As I write this review it's now the next day, and for review writing purposes I will go and spend 30 minutes on the Gravity Strider. This time I made sure to work a bit more vigorously (no texting the boyfriend) and even got the speed up to 9 at one point. Overall I burnt off (according to the monitor) 117.9 calories in the half hour. Although again I didn't become very hot and sweaty, I did feel that I was exercising, and I could definitely feel it doing some good to my thighs (which quite frankly do need a bit of toning!)
One of the good things about the Gravity Strider is that compared to some other exercise equipment, it is very quiet. My Reebok stepper squeaks terribly no matter how much I oil it, and obviously my mini trampoline is not quiet. The Gravity Strider would be great to use while watching the TV. Unfortunately, there isn't really space in my living room for it (and I don't have a TV elsewhere) and it's definitely not safe or practical to be carrying it up and down the stairs frequently. So, as result all I can do is listen to music. I think that if it was in front of the TV I'd be encouraged to use it more.
The V-Fit Gravity Strider is said to be good exercise for those with knee, hip and back problems - although OBVIOUSLY consult your doctor first if you are planning to exercise to see if it's suitable. It's also quite nice when being overweight I remember (and don't want to go back there) as unlike jogging you don't have your flab jiggling up and down! When I used this regularly I was normally on it for half an hour at a time, but have been known to spend an hour on it (but without a TV to watch it does get a bit boring).
---Broken pedal and wear and tear ---

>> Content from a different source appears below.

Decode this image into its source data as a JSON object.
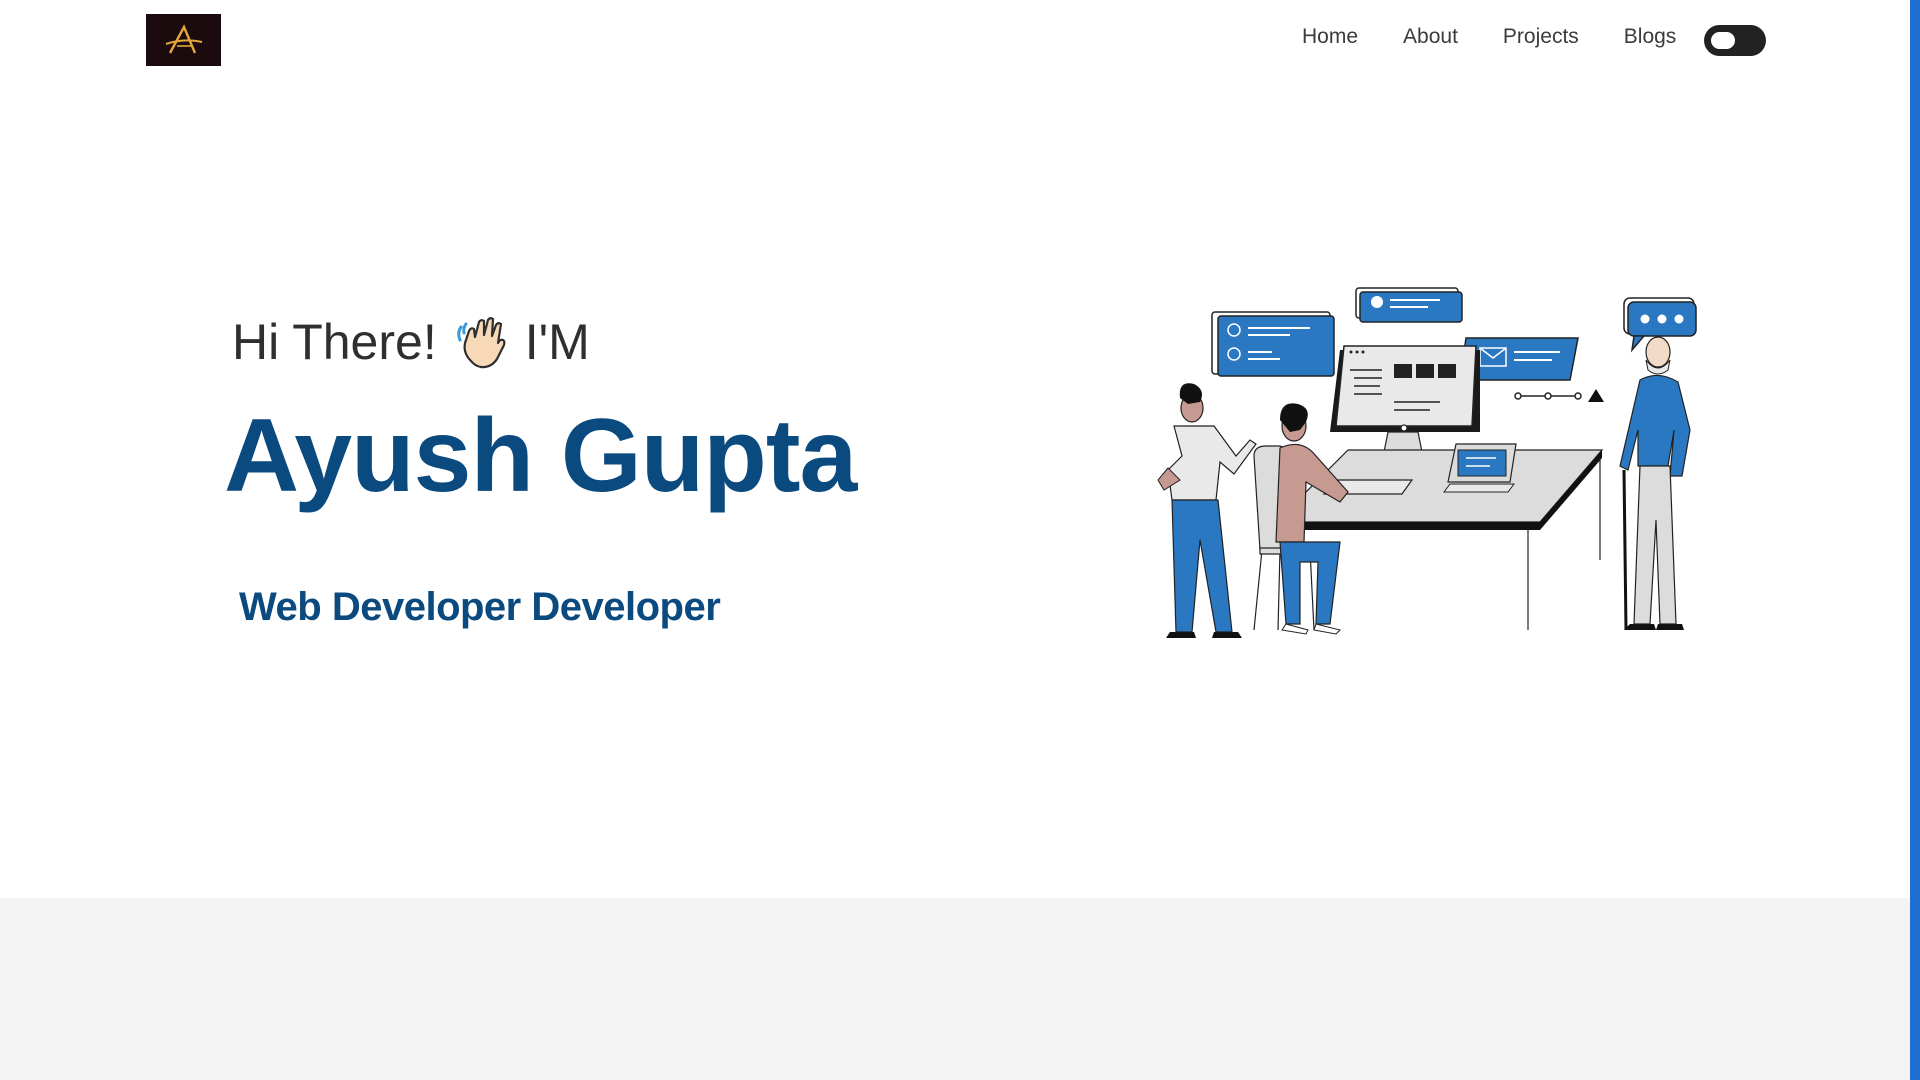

Thankfully the Gravity Strider came with a 12 month warranty as about 6 months into my 'exercise' regime, one of the pedals snapped. I took the pedal into Argos, and they replaced it immediately (although didn't seem too happy about it as they had to take a pedal out - in fact they gave me both pedals - of another Gravity Strider's Box which they'll have then needed to send back) which was good. The replacement pedal hasn't broken, but then I haven't used it that much since, so I'm unsure if this was just a one off problem, or if it's a regular occurrence. Although I was overweight, I was nowhere near the maximum user weight - I think it was probably just one of those things. Otherwise my Gravity Strider remains in good condition, and the handles show no signs of wear and tear - there is a small crack at the bottom of the frame, but don't think this is going to be a problem.
If you have money to spare and space to fill, and want a simple low-impact exercise machine, then the Gravity Strider is for you. To be honest though while I can see the pros for those who have problems with their knees and the like, I feel that realistically speaking it's probably not much better than going for a brisk walk (as said, it says on it "Take a Stroll Gravity Strider") and you won't get the fresh air that goes with being outside. However, it is a way of exercising when the weather is too bad to go out (and we have a lot of that up here) or you simply don't want to leave the house.
For me I don't think it was a particularly worthwhile investment, but then not a particularly bad one either and I don't regret the purchase. One good thing is that writing this review has made me use the machine again (a review that gets me fit - bonus!) and inspired me to at least think about using it a bit more, especially as winter approaches.
3 out of 5